Practical life exercises are the basis of the Montessori environment. Not only do they promote concentration, but they help children grow in independence and develop a spirit of friendliness and helpfulness.
Life Exercises include many familiar objects – buttons, brushes, dishes, pitchers, water, and a variety of other things that the child recognizes from his home environment. Although these activities may seem simple and commonplace, they actually form an integral part of the Montessori program. Each task helps students to perfect coordination, enabling him to incorporate more intricate academic materials as he progresses.
- Manipulative Skills: pouring, carrying, and sorting containers/books
- Self-Development Skills: social graces, courtesy, and personal care
- Caring for the Environment: sweeping, washing, dusting, and polishing
Sensorial Materials teach children to recognize what they see. Equipment is designed to refine the senses, helping children learn to compare, contrast, and distinguish between objects.
Each of the sensorial materials isolates a defining quality, such as color, weight, shape, texture, size, sound, smell, etc.
At Alpine Montessori in Sparta and Oak Ridge, we use the Open Court phonics system along with the Montessori Method. We use the Lippincott Shapebook and Letterbook series. The reading skills that children acquire will make future days in school a rich, productive, and enjoyable experience.
To be able to write, a child must develop a two-fold skill. They must commit to memory the shape of the letters and their corresponding sounds, and develop the muscular skills necessary for using a pencil with control. In our classrooms, we also use sandpaper letters and a movable alphabet to assist in learning letters and sounds. Metal Insets are also used in the classroom to develop pencil control. These two skills are combined together to aid in learning to write. A child must commit to memory the shape of the letters and their corresponding sounds and develop the muscular skill necessary for using a pencil with control.
Word-building exercises are used; e.g., matching words and pictures.
As part of our daily program, we include activities that introduce students to several foreign languages, such as Spanish, Italian, Japanese and American Sign Language.
Oak Ridge: Spanish, Italian
Sparta: Spanish, Japanese, ASL

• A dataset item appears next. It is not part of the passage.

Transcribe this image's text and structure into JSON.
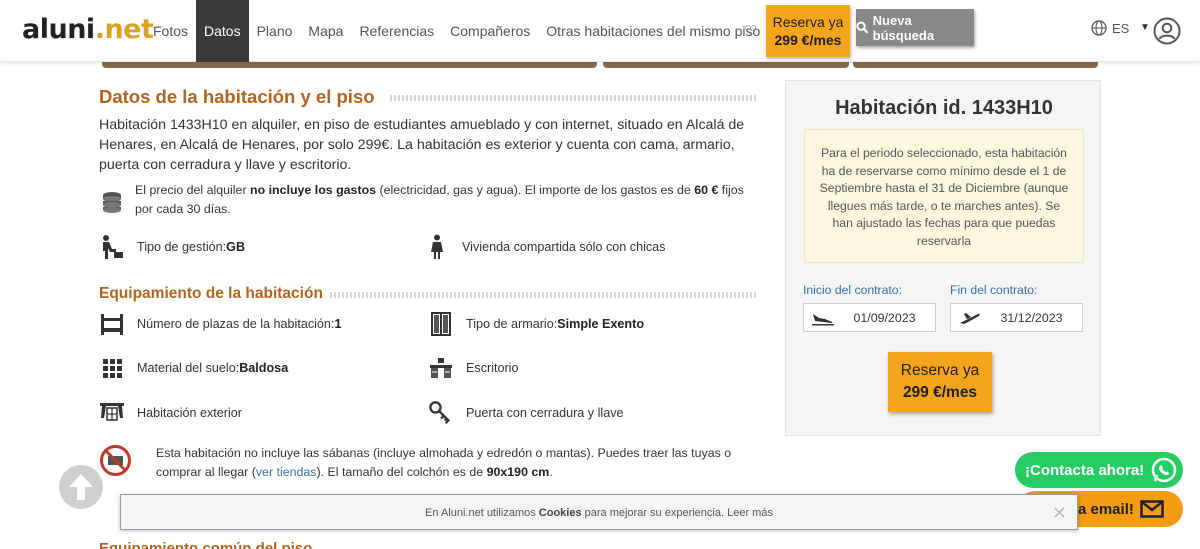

Children build up their concept of numbers and their ability to concentrate through the manipulation of concrete materials. Dr. Montessori designed these concrete materials to represent all types of quantities after she observed that children who becomes interested in counting likes to touch or move the items as they enumerate them. In a Montessori environment, children not only sees the symbol for 1, 1000 or ½, they can also hold each of the corresponding quantities in their hands.
Later, by combining this equipment, separating it, sharing it, counting it, and comparing it, they can demonstrate the basic operations of math.

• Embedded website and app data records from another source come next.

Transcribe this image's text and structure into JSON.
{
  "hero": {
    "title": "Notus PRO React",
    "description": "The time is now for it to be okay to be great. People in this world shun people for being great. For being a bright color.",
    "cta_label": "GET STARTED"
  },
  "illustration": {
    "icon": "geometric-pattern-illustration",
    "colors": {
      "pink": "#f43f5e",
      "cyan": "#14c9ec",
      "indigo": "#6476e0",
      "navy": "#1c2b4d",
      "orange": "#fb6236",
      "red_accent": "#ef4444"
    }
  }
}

Puzzle maps help children to visualize their world. Children are encouraged to become aware of their own culture, as well as to be accepting of others. Through these maps, children learn geographical skills such as the names of countries and information about them.
From botany and zoology puzzles to card games and booklets, our wide range of science activities will broaden children’s awareness of the world around them. Students will carry out various science experiments in the classroom, helping each child to become more observant of environmental concerns and characteristics.

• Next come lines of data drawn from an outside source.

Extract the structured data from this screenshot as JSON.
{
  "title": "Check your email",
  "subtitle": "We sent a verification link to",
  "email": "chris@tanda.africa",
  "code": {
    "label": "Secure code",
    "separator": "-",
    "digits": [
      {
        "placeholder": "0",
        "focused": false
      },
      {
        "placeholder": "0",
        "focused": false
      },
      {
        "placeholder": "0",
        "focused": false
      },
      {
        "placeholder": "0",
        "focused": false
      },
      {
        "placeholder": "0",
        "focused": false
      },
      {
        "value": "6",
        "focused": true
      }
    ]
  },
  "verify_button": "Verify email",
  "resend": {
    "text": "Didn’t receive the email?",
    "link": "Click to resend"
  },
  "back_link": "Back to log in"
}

An art easel is provided in the classroom and available each day for children’s individual use. Numerous art projects are incorporated into our program throughout the year.